D. J. HANDELSMAN & L. GUPTA
Abuse of anabolic-androgenic steroids (AAS) is reportedly increasing in prevalence and spreading from sportsmen to cosmetic and recreational use, though there are few accurate estimates of the extent of AAS use outside North America. In order to identify the prevalence of, and risk factors for, `ever' (lifetime) or `recent' (within last month) use of AAS among Australian high school students, 13 355 students (51.3% male, median age 13.8 years) in 203 schools constituting a stratified random sample of all high schools in New South Wales and Victoria completed a self-report questionnaire about drug use.
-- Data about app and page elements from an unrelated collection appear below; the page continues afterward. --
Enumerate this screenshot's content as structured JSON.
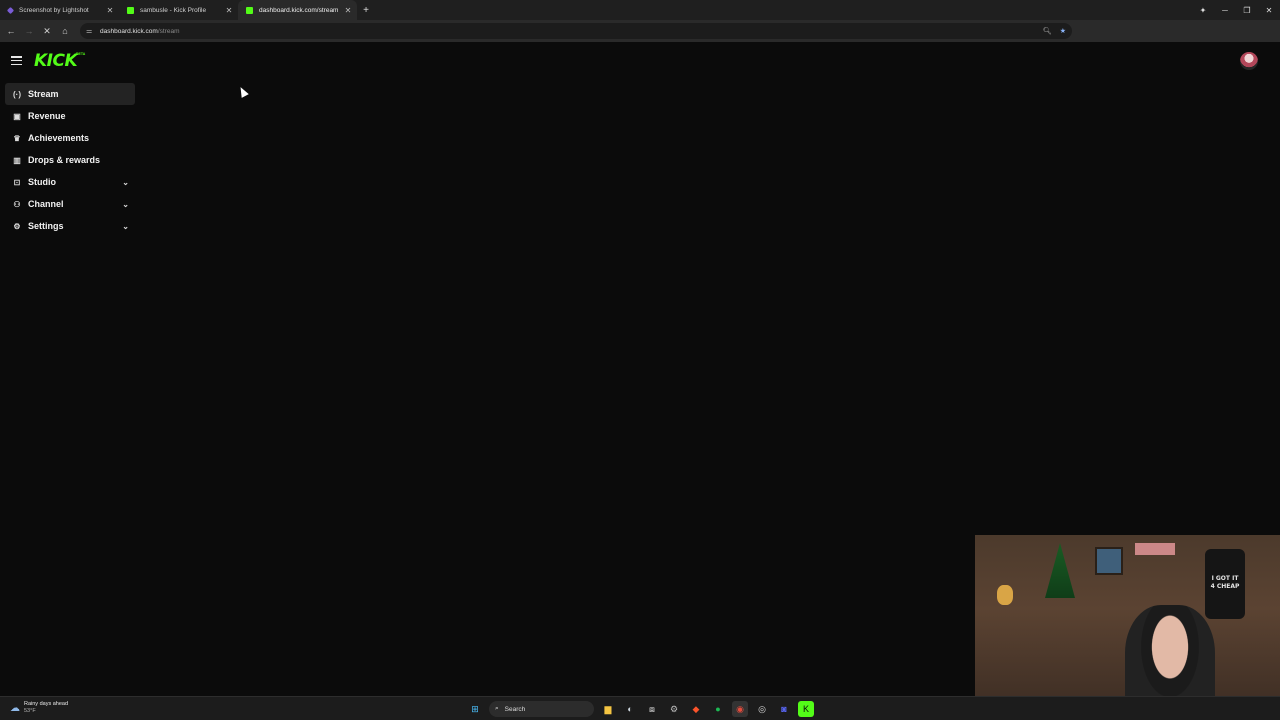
{
  "browser": {
    "tabs": [
      {
        "title": "Screenshot by Lightshot",
        "favicon_color": "#7a5cd6",
        "active": false
      },
      {
        "title": "sambusle - Kick Profile",
        "favicon_color": "#53fc18",
        "active": false
      },
      {
        "title": "dashboard.kick.com/stream",
        "favicon_color": "#53fc18",
        "active": true
      }
    ],
    "new_tab_symbol": "+",
    "url_host": "dashboard.kick.com",
    "url_path": "/stream"
  },
  "app": {
    "logo": "KICK",
    "logo_badge": "BETA",
    "accent": "#53fc18",
    "nav": [
      {
        "label": "Stream",
        "icon": "broadcast-icon",
        "glyph": "((·))",
        "active": true,
        "expandable": false
      },
      {
        "label": "Revenue",
        "icon": "revenue-icon",
        "glyph": "▣",
        "active": false,
        "expandable": false
      },
      {
        "label": "Achievements",
        "icon": "trophy-icon",
        "glyph": "🏆",
        "active": false,
        "expandable": false
      },
      {
        "label": "Drops & rewards",
        "icon": "drops-icon",
        "glyph": "▥",
        "active": false,
        "expandable": false
      },
      {
        "label": "Studio",
        "icon": "studio-icon",
        "glyph": "⊡",
        "active": false,
        "expandable": true
      },
      {
        "label": "Channel",
        "icon": "channel-icon",
        "glyph": "⚇",
        "active": false,
        "expandable": true
      },
      {
        "label": "Settings",
        "icon": "gear-icon",
        "glyph": "⚙",
        "active": false,
        "expandable": true
      }
    ]
  },
  "webcam": {
    "shirt_text": "I GOT IT 4 CHEAP"
  },
  "taskbar": {
    "weather_title": "Rainy days ahead",
    "weather_temp": "53°F",
    "search_label": "Search"
  }
}
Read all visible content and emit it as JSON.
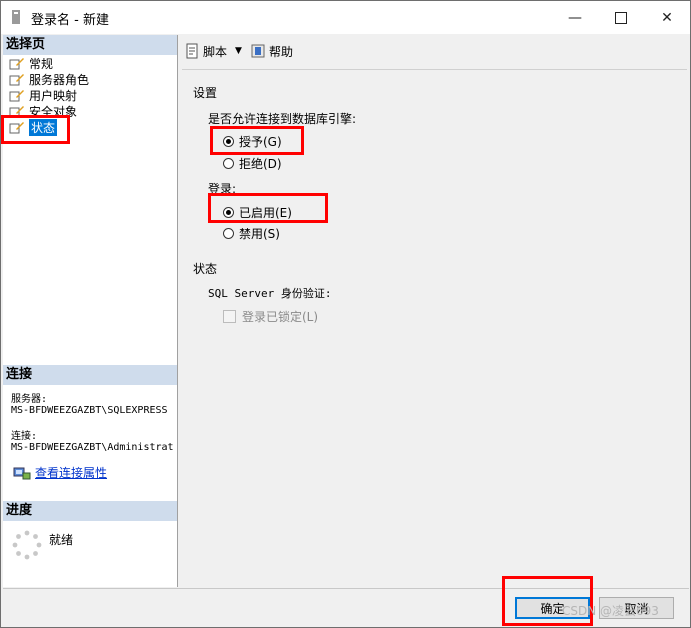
{
  "window": {
    "title": "登录名 - 新建"
  },
  "left": {
    "select_page_header": "选择页",
    "pages": [
      {
        "label": "常规"
      },
      {
        "label": "服务器角色"
      },
      {
        "label": "用户映射"
      },
      {
        "label": "安全对象"
      },
      {
        "label": "状态"
      }
    ],
    "connection_header": "连接",
    "server_label": "服务器:",
    "server_value": "MS-BFDWEEZGAZBT\\SQLEXPRESS",
    "connection_label": "连接:",
    "connection_value": "MS-BFDWEEZGAZBT\\Administrat",
    "view_connection_link": "查看连接属性",
    "progress_header": "进度",
    "progress_status": "就绪"
  },
  "toolbar": {
    "script_label": "脚本",
    "help_label": "帮助"
  },
  "settings": {
    "header": "设置",
    "db_engine_question": "是否允许连接到数据库引擎:",
    "grant_label": "授予(G)",
    "deny_label": "拒绝(D)",
    "login_label": "登录:",
    "enabled_label": "已启用(E)",
    "disabled_label": "禁用(S)"
  },
  "status": {
    "header": "状态",
    "auth_label": "SQL Server 身份验证:",
    "locked_label": "登录已锁定(L)"
  },
  "buttons": {
    "ok_label": "确定",
    "cancel_label": "取消"
  },
  "watermark": "CSDN @凌云693"
}
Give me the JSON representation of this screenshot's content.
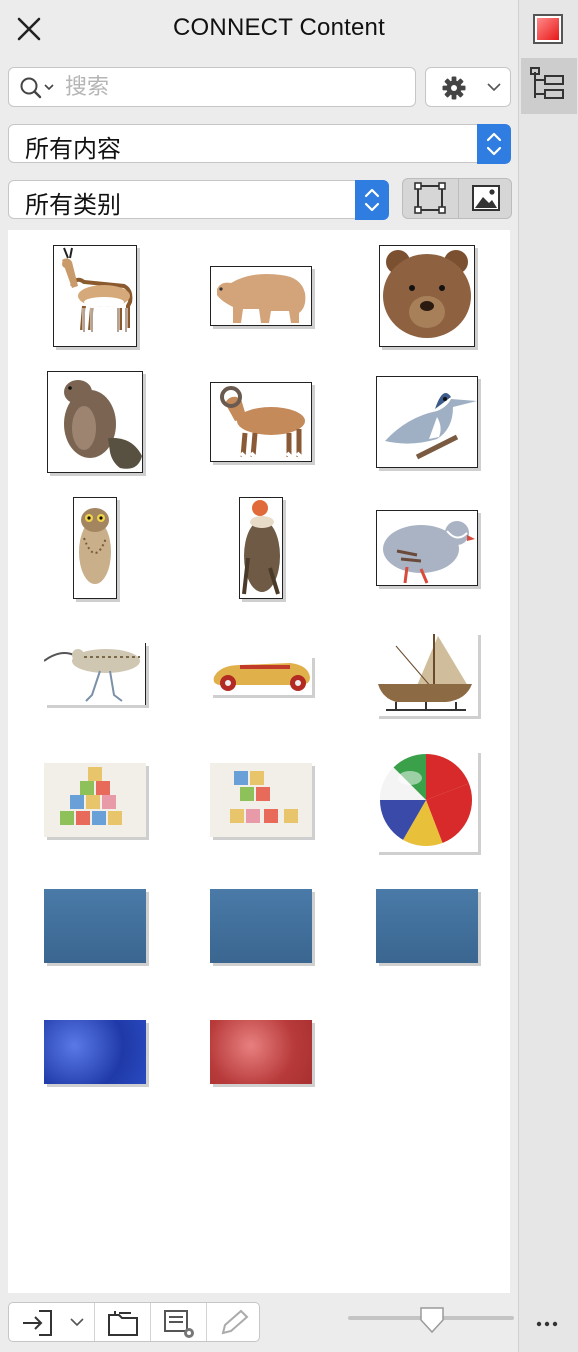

Lifetime (`ever') use of AAS was reported by 213 boys (3.2%; 95% CI, 2.7-3.6%) and 74 girls (1.2%; 95% CI, 0.9-1.5%). Factors associated with `ever' use were truancy [ odds ratio (OR) 17.7 (95% CI, 9.4-31.6) for 7 or more truant days compared with no truancy over the last fortnight], unsupervised recreation [OR 8.4 (5.9-11.9) for 6 or more compared with 2 or fewer nights per week], speaking only a non-English language at home [OR 7.75 (4.4-13.1)], Aboriginality [OR 3.4 (2.0-5.5)], male gender [OR 2.8 (2.1-3.7)], higher student income [OR 2.3 (1.7-3.0)], overseas born [OR 2.2 (1.6-3.0)] and low level of social support [OR 2.5 (1.7-3.5)]. Use of AAS within the last month (`recent') was reported by 113 boys (1.7%; 95% CI, 1.4-2.0%) and 28 girls (0.4%; 95% CI, 0.3-0.6%) and virtually identical risk factor patterns except ORs were uniformly higher. We conclude that AAS abuse is relatively uncommon among Australian high school students but has distinctive and strong socio-economic and cultural predictors. Further studies of the behavioural epidemiology of AAS abuse are required to clarify the origins and significance of our findings and to identify potentially effective interventions.